From: Virgin Galactic
Posted: Wednesday, December 12, 2018
Our SpaceShipTwo, VSS Unity, is entering the next stage of testing. During this phase of the flight program we will be expanding the envelope for altitude, air speed, loads, and thermal heating. We also plan to burn the rocket motor for durations which will see our pilots and spaceship reach a space altitude for the first time. Although this could happen as soon as the next flight, the nature of flight test means that it may take us a little longer to get to that milestone. It has taken years of design and manufacturing work by The Spaceship Company to get to this exciting stage and has required testing of all the parts and subsystems that make up SpaceShipTwo.
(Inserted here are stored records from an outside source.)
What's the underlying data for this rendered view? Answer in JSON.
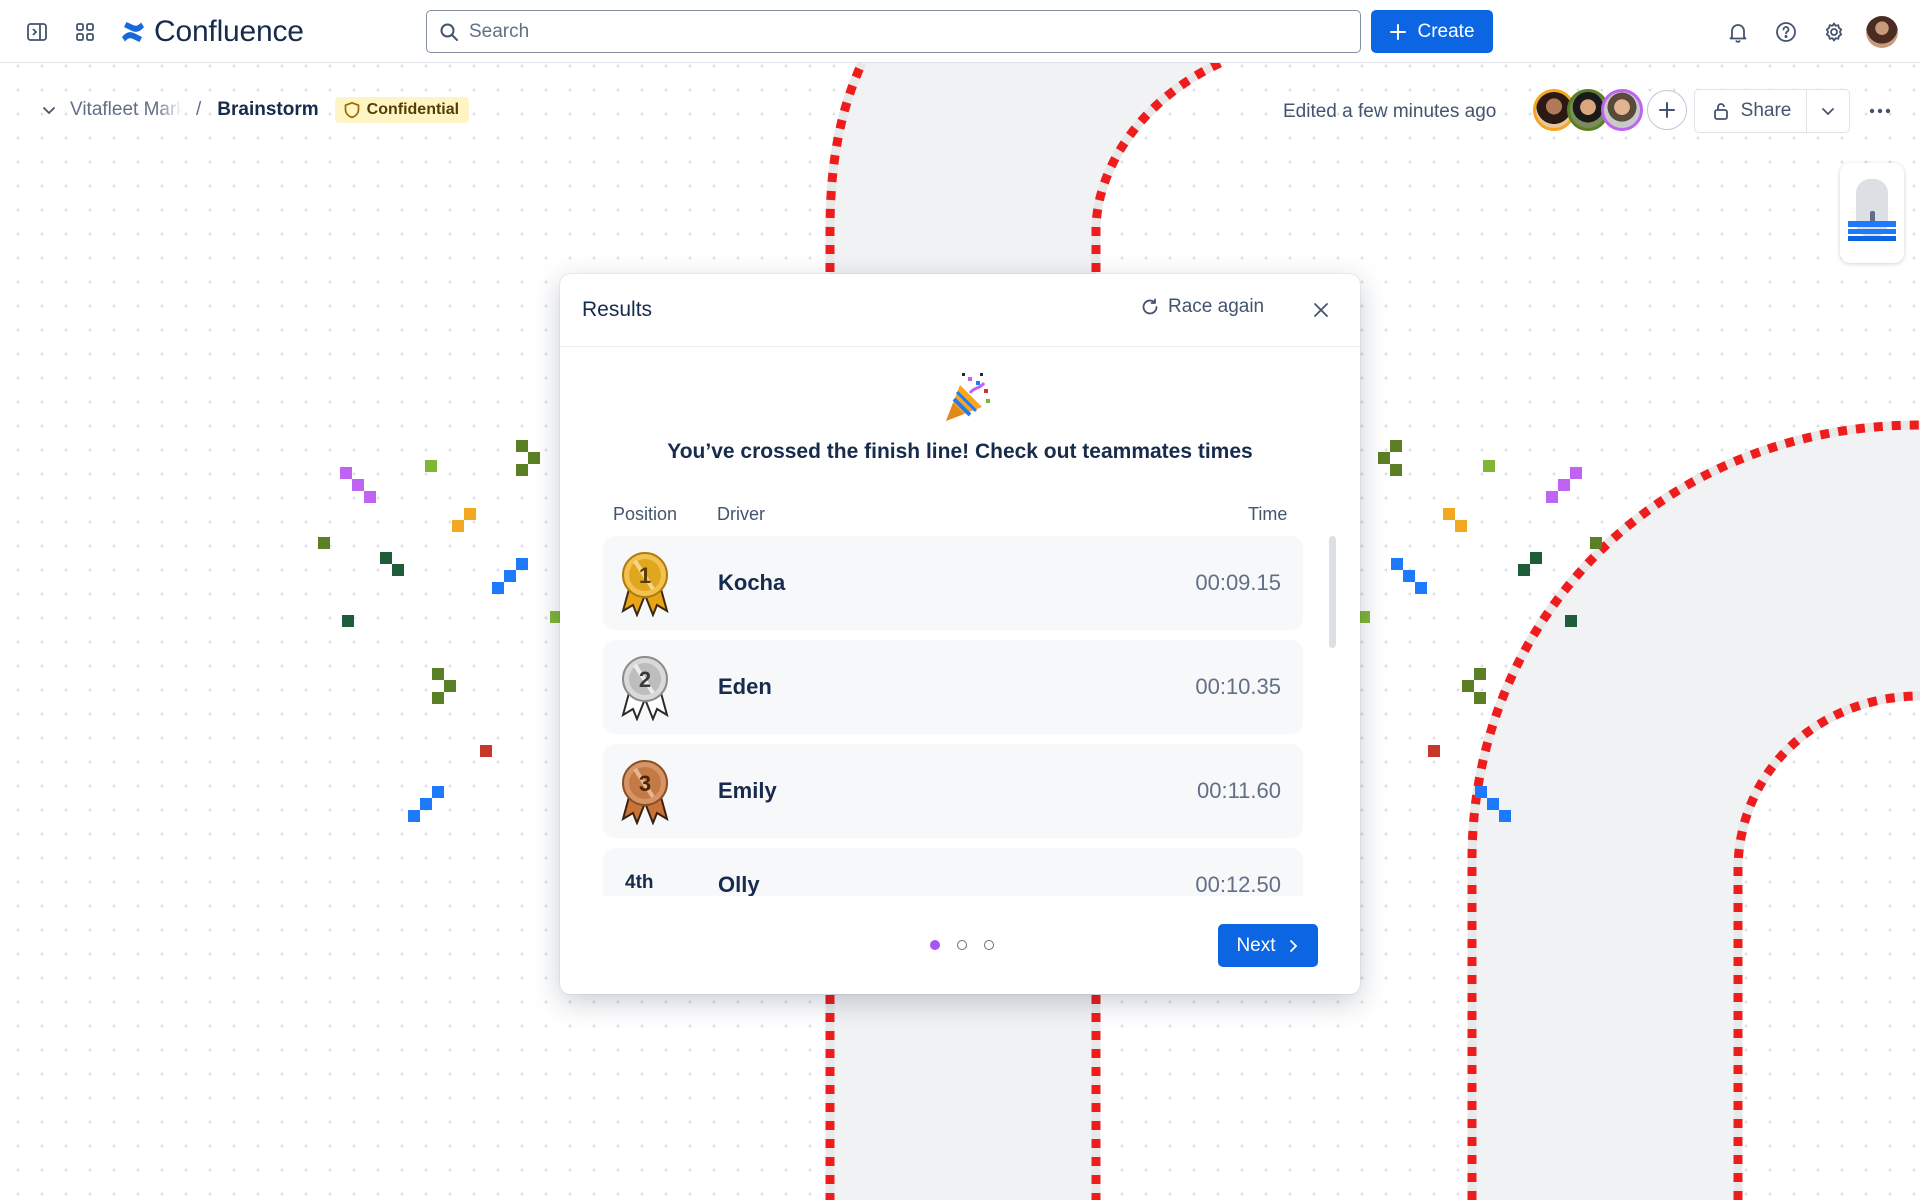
{
  "app": {
    "name": "Confluence"
  },
  "nav": {
    "search_placeholder": "Search",
    "create_label": "Create"
  },
  "page": {
    "breadcrumb_parent": "Vitafleet Marketing",
    "breadcrumb_separator": "/",
    "title": "Brainstorm",
    "classification": "Confidential",
    "edited_status": "Edited a few minutes ago",
    "share_label": "Share"
  },
  "modal": {
    "title": "Results",
    "race_again_label": "Race again",
    "headline": "You’ve crossed the finish line! Check out teammates times",
    "columns": {
      "position": "Position",
      "driver": "Driver",
      "time": "Time"
    },
    "rows": [
      {
        "position": "1",
        "medal": "gold-medal-icon",
        "driver": "Kocha",
        "time": "00:09.15"
      },
      {
        "position": "2",
        "medal": "silver-medal-icon",
        "driver": "Eden",
        "time": "00:10.35"
      },
      {
        "position": "3",
        "medal": "bronze-medal-icon",
        "driver": "Emily",
        "time": "00:11.60"
      },
      {
        "position": "4th",
        "driver": "Olly",
        "time": "00:12.50"
      }
    ],
    "pagination": {
      "current": 1,
      "total": 3
    },
    "next_label": "Next"
  },
  "colors": {
    "brand_blue": "#0c66e4",
    "track_red": "#ee1c1c",
    "lozenge_bg": "#fff4c4",
    "active_dot": "#a855f7"
  }
}
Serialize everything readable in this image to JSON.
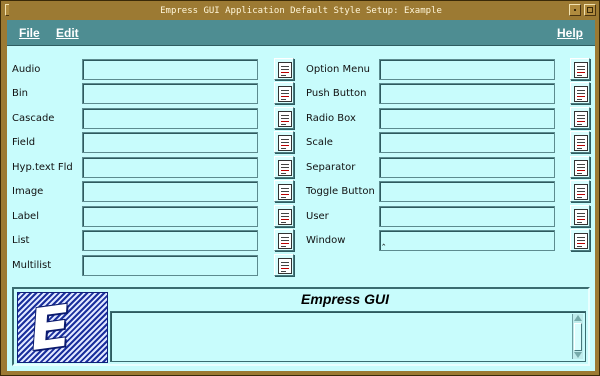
{
  "window": {
    "title": "Empress GUI Application Default Style Setup: Example"
  },
  "menu": {
    "file": "File",
    "edit": "Edit",
    "help": "Help"
  },
  "left_column": [
    {
      "label": "Audio",
      "value": ""
    },
    {
      "label": "Bin",
      "value": ""
    },
    {
      "label": "Cascade",
      "value": ""
    },
    {
      "label": "Field",
      "value": ""
    },
    {
      "label": "Hyp.text Fld",
      "value": ""
    },
    {
      "label": "Image",
      "value": ""
    },
    {
      "label": "Label",
      "value": ""
    },
    {
      "label": "List",
      "value": ""
    },
    {
      "label": "Multilist",
      "value": ""
    }
  ],
  "right_column": [
    {
      "label": "Option Menu",
      "value": ""
    },
    {
      "label": "Push Button",
      "value": ""
    },
    {
      "label": "Radio Box",
      "value": ""
    },
    {
      "label": "Scale",
      "value": ""
    },
    {
      "label": "Separator",
      "value": ""
    },
    {
      "label": "Toggle Button",
      "value": ""
    },
    {
      "label": "User",
      "value": ""
    },
    {
      "label": "Window",
      "value": ""
    }
  ],
  "bottom_panel": {
    "title": "Empress GUI",
    "message": ""
  },
  "icons": {
    "row_button": "style-sheet-icon",
    "logo": "empress-logo"
  },
  "colors": {
    "menubar": "#4e8d92",
    "client_bg": "#c8fcfc",
    "frame": "#9c7a33"
  }
}
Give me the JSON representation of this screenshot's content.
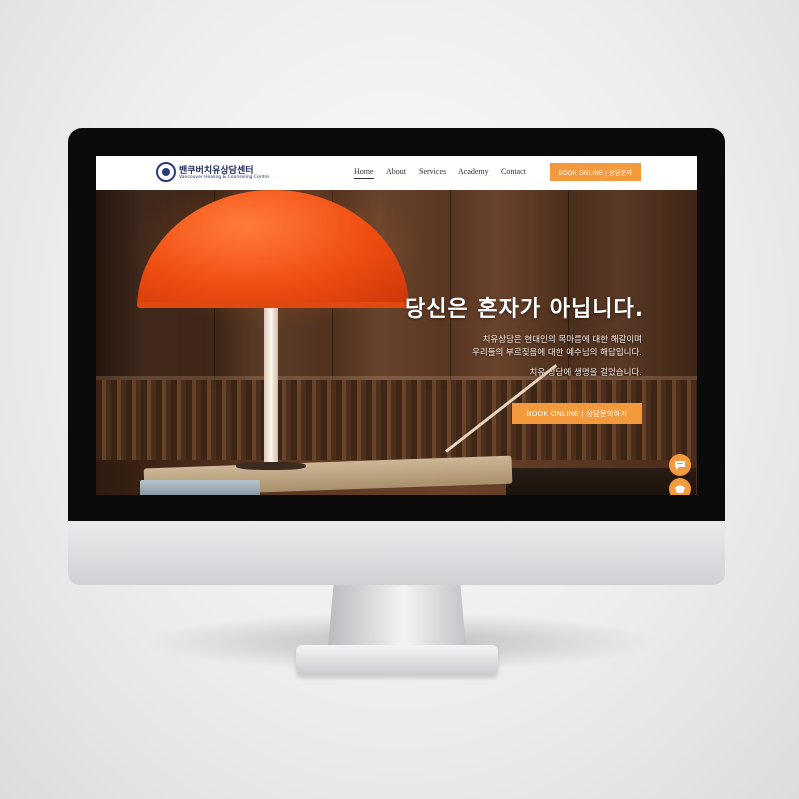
{
  "logo": {
    "name_ko": "밴쿠버치유상담센터",
    "name_en": "Vancouver Healing & Counseling Centre"
  },
  "nav": {
    "items": [
      {
        "label": "Home",
        "active": true
      },
      {
        "label": "About",
        "active": false
      },
      {
        "label": "Services",
        "active": false
      },
      {
        "label": "Academy",
        "active": false
      },
      {
        "label": "Contact",
        "active": false
      }
    ],
    "book_button": "BOOK ONLINE  |  상담문의"
  },
  "hero": {
    "title": "당신은 혼자가 아닙니다.",
    "line1": "치유상담은 현대인의 목마름에 대한 해갈이며",
    "line2": "우리들의 부르짖음에 대한 예수님의 해답입니다.",
    "line3": "치유 상담에 생명을 걸었습니다.",
    "button": "BOOK ONLINE  |  상담문의하기"
  },
  "floating": [
    "chat-icon",
    "graduation-cap-icon"
  ],
  "colors": {
    "accent": "#f39a3e",
    "brand": "#1f2a5e",
    "lamp": "#ef4d10"
  }
}
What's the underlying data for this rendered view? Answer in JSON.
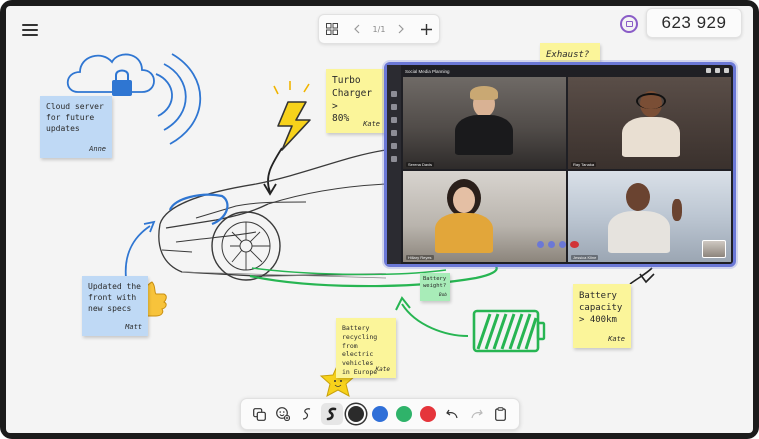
{
  "header": {
    "page_count": "1/1",
    "session_code": "623 929"
  },
  "notes": {
    "cloud": {
      "lines": [
        "Cloud server",
        "for future",
        "updates"
      ],
      "author": "Anne"
    },
    "turbo": {
      "lines": [
        "Turbo",
        "Charger >",
        "80%"
      ],
      "author": "Kate"
    },
    "front": {
      "lines": [
        "Updated the",
        "front with",
        "new specs"
      ],
      "author": "Matt"
    },
    "recycle": {
      "lines": [
        "Battery",
        "recycling from",
        "electric vehicles",
        "in Europe"
      ],
      "author": "Kate"
    },
    "weight": {
      "lines": [
        "Battery",
        "weight?"
      ],
      "author": "Bob"
    },
    "capacity": {
      "lines": [
        "Battery",
        "capacity",
        "> 400km"
      ],
      "author": "Kate"
    },
    "partial": {
      "text": "Exhaust?"
    }
  },
  "call": {
    "title": "Social Media Planning",
    "participants": [
      {
        "name": "Serena Davis"
      },
      {
        "name": "Ray Tanaka"
      },
      {
        "name": "Hillary Reyes"
      },
      {
        "name": "Jessica Kline"
      }
    ]
  },
  "toolbar": {
    "tools": [
      "copy-icon",
      "sticker-icon",
      "pen-thin-icon",
      "pen-thick-icon"
    ],
    "colors": [
      "#2b2b2b",
      "#2f6fd8",
      "#2fb36a",
      "#e5353b"
    ],
    "selected_color": "#2b2b2b"
  },
  "accents": {
    "call_border": "#6b78d6",
    "cast_icon": "#8a5cc7",
    "sketch_blue": "#2f76d2",
    "battery_green": "#27b552"
  }
}
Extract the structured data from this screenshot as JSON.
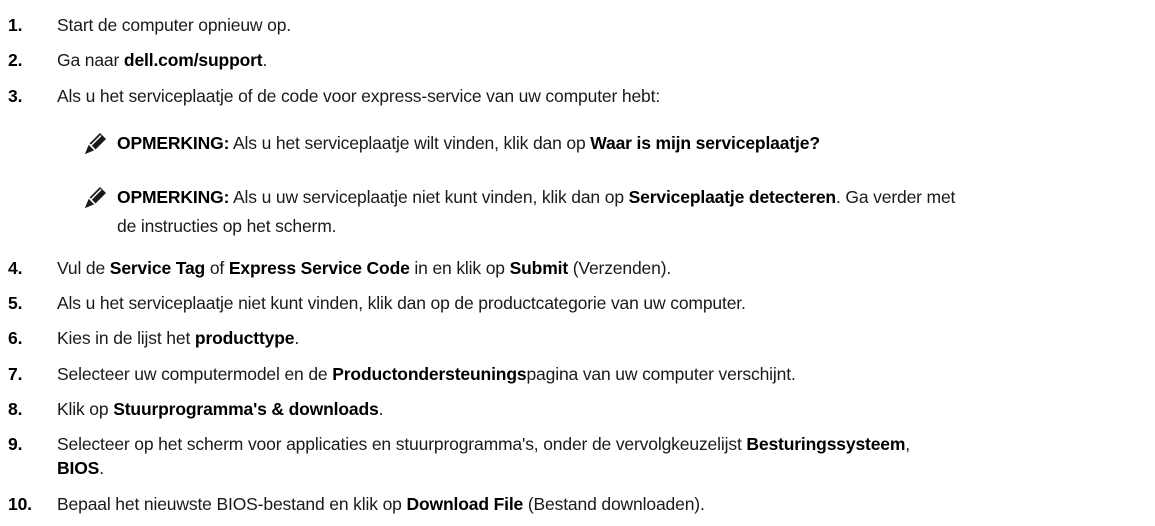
{
  "steps": [
    {
      "n": "1.",
      "parts": [
        {
          "t": "Start de computer opnieuw op.",
          "b": false
        }
      ]
    },
    {
      "n": "2.",
      "parts": [
        {
          "t": "Ga naar ",
          "b": false
        },
        {
          "t": "dell.com/support",
          "b": true
        },
        {
          "t": ".",
          "b": false
        }
      ]
    },
    {
      "n": "3.",
      "parts": [
        {
          "t": "Als u het serviceplaatje of de code voor express-service van uw computer hebt:",
          "b": false
        }
      ]
    },
    {
      "n": "4.",
      "parts": [
        {
          "t": "Vul de ",
          "b": false
        },
        {
          "t": "Service Tag",
          "b": true
        },
        {
          "t": " of ",
          "b": false
        },
        {
          "t": "Express Service Code",
          "b": true
        },
        {
          "t": " in en klik op ",
          "b": false
        },
        {
          "t": "Submit",
          "b": true
        },
        {
          "t": " (Verzenden).",
          "b": false
        }
      ]
    },
    {
      "n": "5.",
      "parts": [
        {
          "t": "Als u het serviceplaatje niet kunt vinden, klik dan op de productcategorie van uw computer.",
          "b": false
        }
      ]
    },
    {
      "n": "6.",
      "parts": [
        {
          "t": "Kies in de lijst het ",
          "b": false
        },
        {
          "t": "producttype",
          "b": true
        },
        {
          "t": ".",
          "b": false
        }
      ]
    },
    {
      "n": "7.",
      "parts": [
        {
          "t": "Selecteer uw computermodel en de ",
          "b": false
        },
        {
          "t": "Productondersteunings",
          "b": true
        },
        {
          "t": "pagina van uw computer verschijnt.",
          "b": false
        }
      ]
    },
    {
      "n": "8.",
      "parts": [
        {
          "t": "Klik op ",
          "b": false
        },
        {
          "t": "Stuurprogramma's & downloads",
          "b": true
        },
        {
          "t": ".",
          "b": false
        }
      ]
    },
    {
      "n": "9.",
      "parts": [
        {
          "t": "Selecteer op het scherm voor applicaties en stuurprogramma's, onder de vervolgkeuzelijst ",
          "b": false
        },
        {
          "t": "Besturingssysteem",
          "b": true
        },
        {
          "t": ",",
          "b": false
        }
      ]
    },
    {
      "n": "",
      "parts": [
        {
          "t": "BIOS",
          "b": true
        },
        {
          "t": ".",
          "b": false
        }
      ]
    },
    {
      "n": "10.",
      "parts": [
        {
          "t": "Bepaal het nieuwste BIOS-bestand en klik op ",
          "b": false
        },
        {
          "t": "Download File",
          "b": true
        },
        {
          "t": " (Bestand downloaden).",
          "b": false
        }
      ]
    }
  ],
  "notes": [
    {
      "icon": "pencil-note-icon",
      "lines": [
        [
          {
            "t": "OPMERKING:",
            "b": true
          },
          {
            "t": " Als u het serviceplaatje wilt vinden, klik dan op ",
            "b": false
          },
          {
            "t": "Waar is mijn serviceplaatje?",
            "b": true
          }
        ]
      ]
    },
    {
      "icon": "pencil-note-icon",
      "lines": [
        [
          {
            "t": "OPMERKING:",
            "b": true
          },
          {
            "t": " Als u uw serviceplaatje niet kunt vinden, klik dan op ",
            "b": false
          },
          {
            "t": "Serviceplaatje detecteren",
            "b": true
          },
          {
            "t": ". Ga verder met",
            "b": false
          }
        ],
        [
          {
            "t": "de instructies op het scherm.",
            "b": false
          }
        ]
      ]
    }
  ]
}
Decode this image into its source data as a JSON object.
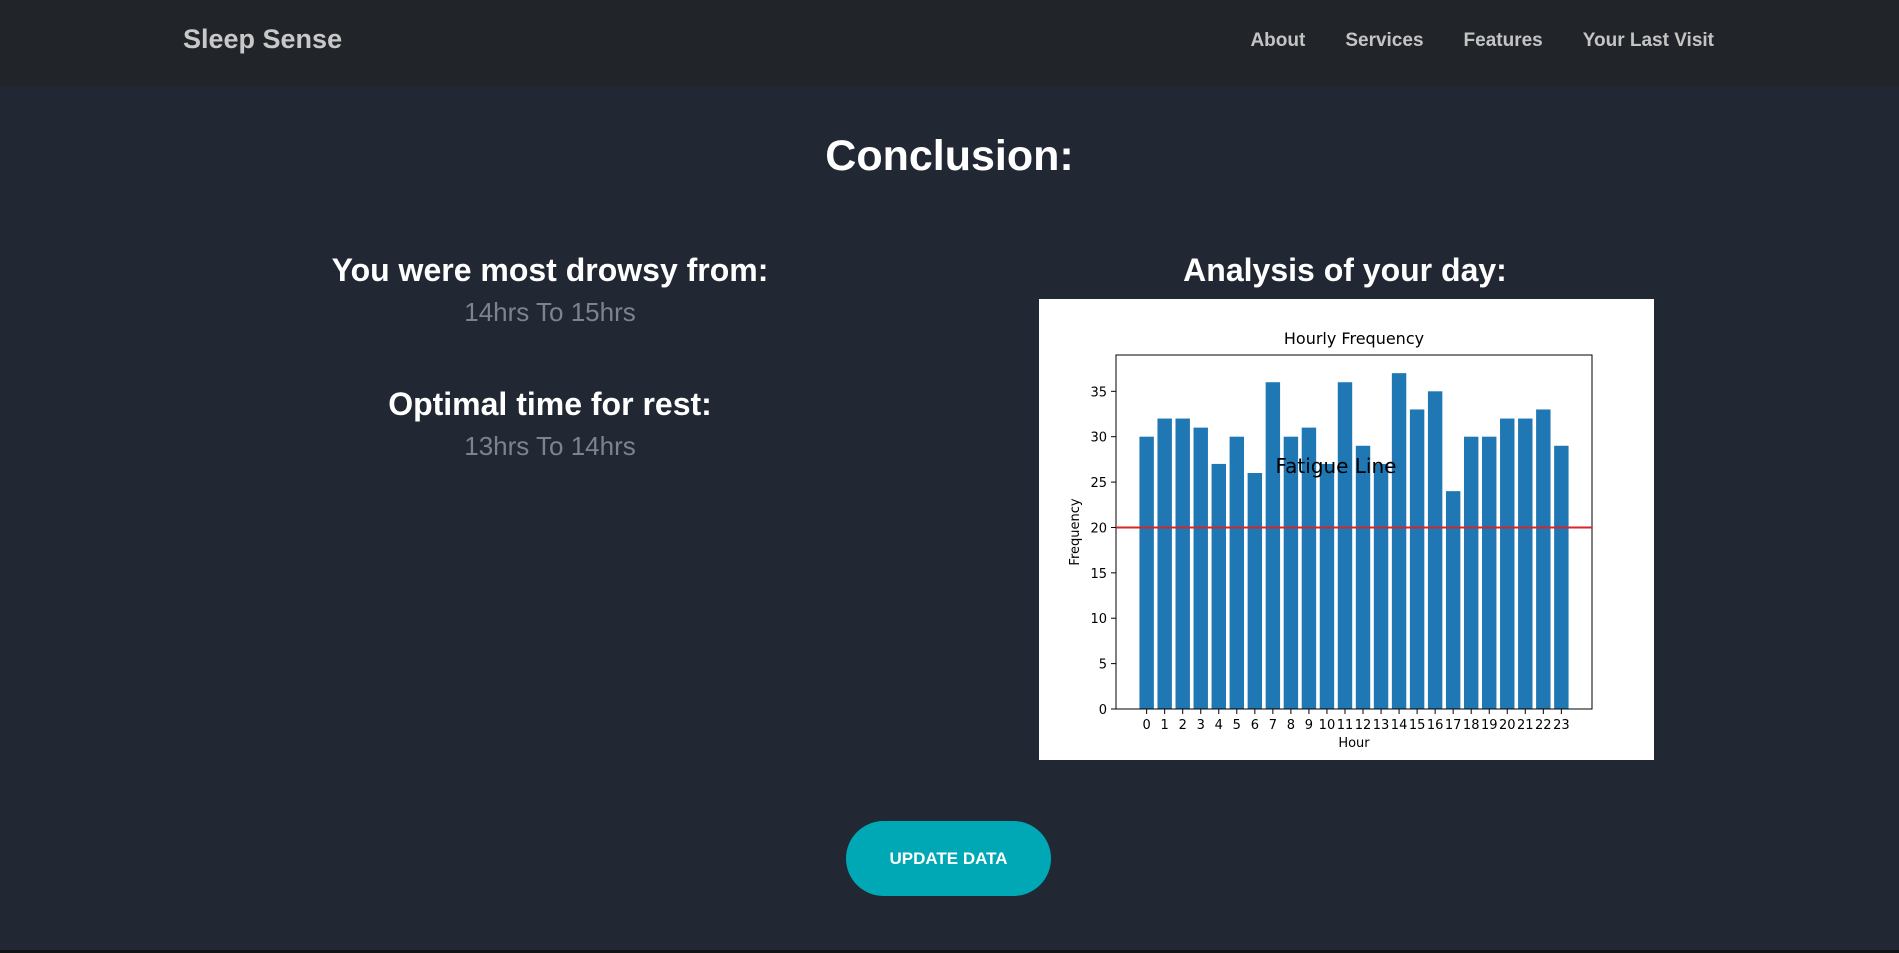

Only once we had completed all vehicle ground testing did we take Unity airborne; first mated to her carrier aircraft and mobile “wind tunnel” VMS Eve, then through a series of glide tests and finally to the three successful rocket powered supersonic flights we completed this year.
Incremental flight test programs are by definition open-ended and, to a great extent, each test depends on the data from the test that precedes it. There is no guarantee that everything will work perfectly first time and, like all programs seeking to take bold steps, we will inevitably have times when things don’t go as planned. Our team’s biggest priority is to use meticulous planning and preparation to ensure that stages are dealt with safely, and that every outcome informs and improves future performance.
In any human spaceflight program there is a high level of attention paid to crew safety—including not only what happens when everything is going as planned, but also when something unexpected occurs at any stage of flight. At Virgin Galactic, this approach is brought sharply into focus by the fact that SpaceShipTwo is crewed by two pilots. This means that circumstances may require the team to cancel or change plans either before take-off or in-flight in order to bring our pilots and the spaceship home safely. None of this though, takes away the excitement, anticipation and great pride of being at the vanguard of a new space age and of history in the making.
Fourth Rocket Powered Test Flight Goals
So, what are the plans for the next flight? Our window for our fourth powered test flight opens on December 13, 2018. At a basic level, this flight will aim to fly higher and faster! We plan to burn the rocket motor for longer than we ever have in flight before, but not to its full duration. At the end stages of the rocket burn in the thin air of the mesosphere and with the speeds that we expect to achieve, additional altitude is added rapidly. That results in new and important data points, particularly relating to supersonic handling qualities and thermal dynamics, both of which we will be watching closely in the cockpit and on the ground in Mission Control. These observations will largely determine at what stage we decide to shut the rocket motor down. If all goes to plan our pilots will experience an extended period of micro-gravity as SpaceShipTwo coasts to apogee, although they will remain securely strapped in throughout. They should also have some pretty spectacular views which we look forward to sharing as soon as possible post flight.
We are at a stage now in our testing program where we want to start simulating the commercial weight distribution in the spaceship represented by our future passengers. Excitingly, we are partly achieving that on the next flight by carrying four research payloads that are part of the NASA Flight Opportunities Program.
Whether we complete all our objectives during the next flight or need to wait a little longer, we remain committed to completing the final stages of this extraordinary flight test program as quickly, but more importantly as safely, as possible.
MORE INFORMATION AND MEDIA INQUIRIES
ABOUT VIRGIN GALACTIC
Virgin Galactic is the world’s first commercial spaceline. Founded by Sir Richard Branson and owned by the Virgin Group and Mubadala Investment Company, Virgin Galactic will transform access to space for the benefit of life on Earth. To date, over 600 men and women from over 50 countries—greater than the total number of humans who have ever been to space—have reserved places to fly on Virgin Galactic’s reusable space launch system, consisting of carrier aircraft WhiteKnightTwo and spacecraft SpaceShipTwo. SpaceShipTwo and WhiteKnightTwo are manufactured and tested in Mojave, California by its manufacturing partner, The Spaceship Company (TSC). Spaceflight operations will be based at Spaceport America in New Mexico, the world’s first purpose-built commercial spaceport.
ABOUT THE SPACESHIP COMPANY
The Spaceship Company (TSC) is Virgin Galactic’s space-system manufacturing organization. Headquartered at Mojave Air and Space Port in Mojave, California, it is building and testing a fleet of WhiteKnightTwo carrier aircraft and SpaceShipTwo reusable spaceships that, together, form Virgin Galactic’s human spaceflight system. Its team of talented and dedicated engineers, technicians and professionals are drawn together by a willingness to disrupt and challenge the status quo and deliver innovative aerospace solutions to our customers’ needs. TSC’s extensive capabilities encompass preliminary vehicle design and analysis, manufacturing, ground testing, flight testing and post-delivery support.
// end //